Although there are many opportunities that I have been afforded because of the blessings of wonderful parents, siblings, friends, mentors, wealth and health, I still find myself gravitating towards the same practices that have stood me in good stead over the years. I still rise before the sun and pray. I still work out religiously at five a.m. every morning. And I’m still at my desk working before seven in the morning. Many of my colleagues at my companies have pointed out that despite not having to work for personal financial survival any longer – I work harder today than when I was seeking and striving to arrive at a place of prominence.
When they point this out, it does tend to give me pause. What am I working for? Why continue to strive in spite of my success? Whenever I take time to ponder these questions, they usually perplex me for some time. But whenever a close friend passes on to the next plane of existence; whenever the great are humbled and brought low by death, it reminds me of why we struggle. We struggle and we strive because those are the surest signs we can have that we are truly living.
No one wants to merely exist. Mere existence is a purgatory that we would find unbearable without the daily struggles and challenges. For it is only through these struggles that we find our true purpose. Those who know me well know that I am fond of repeating the aphorism ‘the victory is in the struggle.’ Although I believed this for years, it was not until I truly tasted victories that I began to understand the true meaning of the words.
What we point to as life’s ‘victories,’ graduating from college, getting one’s first job promotion, purchasing a home, marrying the spouse of our dreams are merely the side-effects of prolonged struggle. Health is a result of struggle at the gym, and struggle to avoid harmful consumption. Wealth is a side-effect of the struggle to produce increasing value in the marketplace, and to serve one’s clients and customers well. What we call happiness, the side-effect of the struggle to refine one’s character in the face of life’s bleak moments.
But what comes into clear focus as we grow in understanding is that none of these edifices we construct is permanent. They are all fleeting. And so, we struggle to maintain and grow them in the face of ever-changing conditions. Along the road of this life-long striving to perfect ourselves, we can certainly take pause to experience success. But the fleeting nature of our accomplishments, and the stinging prick of our set-backs and challenges, can and should drive us on to greater heights.
Mr. Williams is Manager / Sole Owner of Howard Stirk Holdings I & II Broadcast Television Stations and the 2016 Multicultural Media Broadcast Owner of the year.
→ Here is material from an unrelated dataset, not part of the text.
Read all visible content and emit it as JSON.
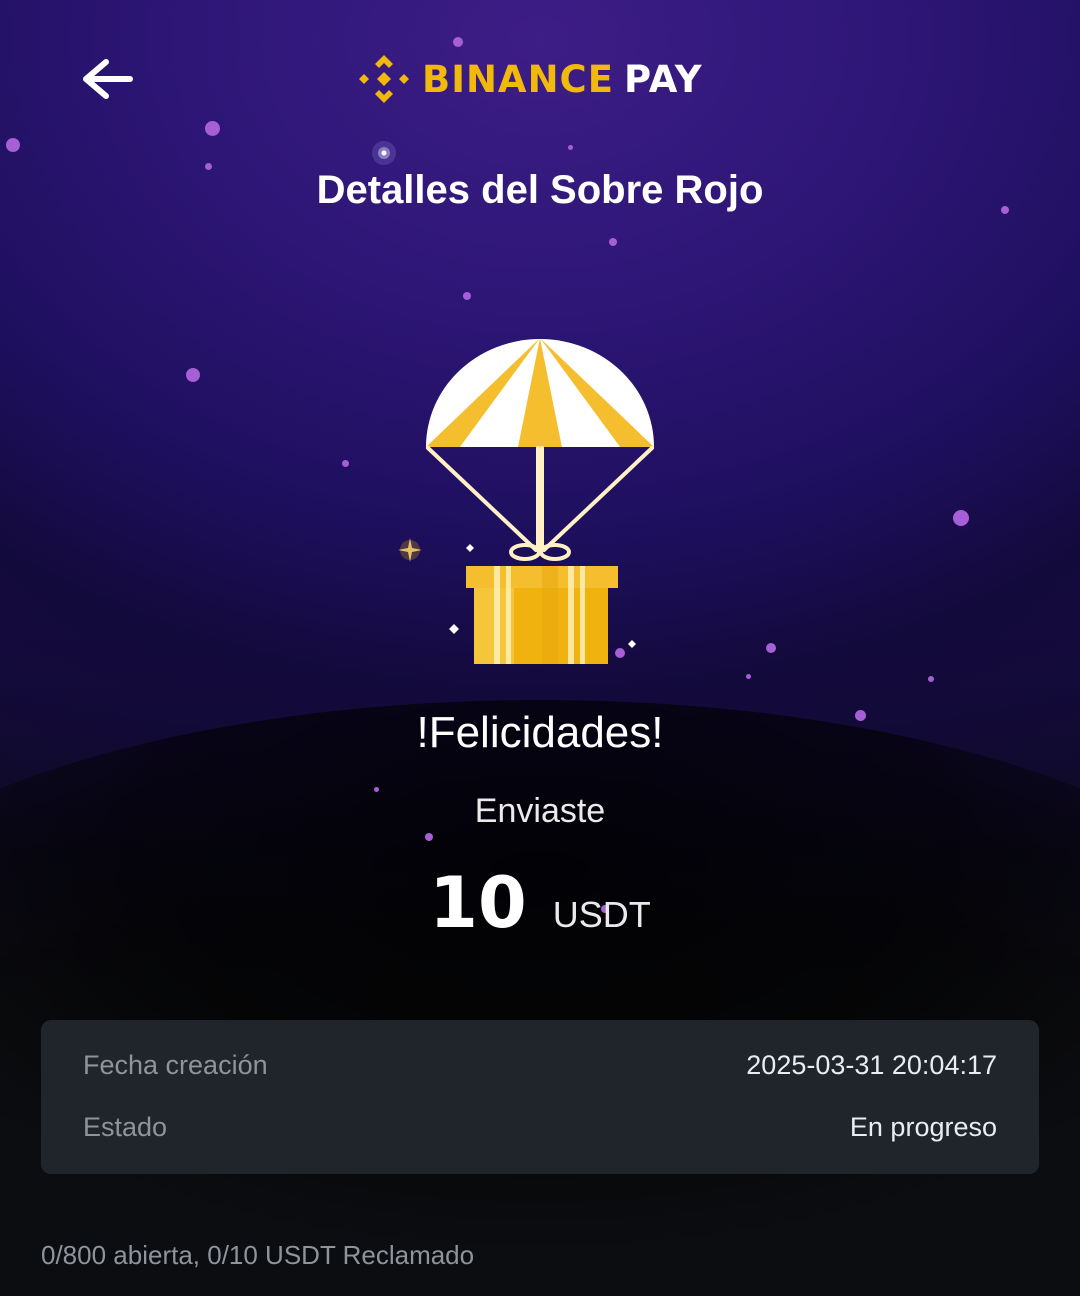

Listen to Mr. Williams on Sirius XM126 Urban View nightly 6:00-8:00pm EST. Follow him on Twitter @arightside